In the ongoing saga that is, “Life After Graduation,” I have begun a new chapter. You see, I’m reading this book called The Know-It-All and I’m loving it fiercely. It’s about a man who decides that he’s going to read the entire Encyclopedia Britannica cover to cover. It’s a massive undertaking and he chronicles it in just such a way that is poignant and amusing and loads of fun.
He has many reasons for reading the EB cover to cover, but the one that resonated most with me is that he feels he’s getting dumber. I can totally relate. When you’re in school, your professors are constantly telling you what to read to better yourself. You’re never at a loss for stimulating reading material and it’s your job to grow more knowledgeable.
Enter “real life.” Luckily, one of my jobs requires me to do research constantly so that helps, but if it doesn’t involve work-related issues, chances are I’m not reading it. I read constantly, but fiction, while fun and occasionally redolent of a few fun facts, is hardly the proper medium for giving the ol’ cortex a good workout.
I was at the library this weekend and I stumbled across the audio book section (literally, it was a narrow aisle and someone scooted past me and I fell onto the audio version of a Dean Koontz novel) and I noticed that there are language programs you can listen to on CD. So, being of a mind to stop my intellectual lethargy, I perused the selection and made my choice: Italian.

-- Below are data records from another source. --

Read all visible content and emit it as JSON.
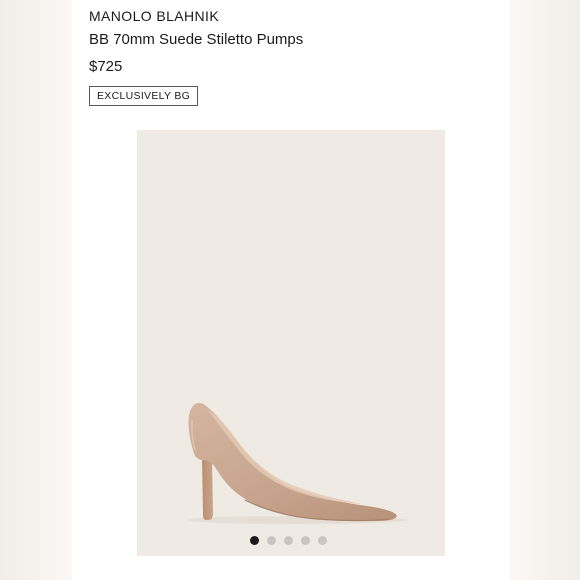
{
  "product": {
    "brand": "MANOLO BLAHNIK",
    "title": "BB 70mm Suede Stiletto Pumps",
    "price": "$725",
    "badge": "EXCLUSIVELY BG"
  },
  "gallery": {
    "image_label": "shoe",
    "dots_total": 5,
    "active_index": 1
  },
  "colors": {
    "suede": "#c9a892",
    "background": "#efebe4",
    "active_dot": "#1a1a1a",
    "inactive_dot": "#c9c6c2"
  }
}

I am going to learn Italian. I have already finished two CDs of the program and feel I have a solid grasp of the cadence and pronunciation of the language. I doubt I could read it or write it but I can probably have a very slow, very short conversation in Italian at this point.
I gotta tell you, it feels good to learn something and struggle to understand something. It’s a tad frustrating sometimes, as I am wont to only enjoy things I am immediately good at, but when I finally do understand it feels fantastic.
One thing that amuses me is that the program forces you to learn humility. At the end of every unit, the CD professor dude tells you to respond to your conversation partner on the CD. The conversation partner spews out all kinds of words you haven’t learned yet really fast, so that the only response you can possible have is, “I don’t know, miss,” (AKA Yo non capisco, signorina.) Then the CD says, “End of unit” and you learn what your conversation partner was saying in the next unit. It’s pretty funny.
Once I have a firm grasp of Italian, I’ll have a decent understanding of all three romantic languages. Next up, I reckon I’ll take on Russian or Japanese (Wes speaks both of these and I think it’ll be fun to converse in another language around the house.) After those, who knows? Maybe Turkish!
Which language would you learn if you had the option?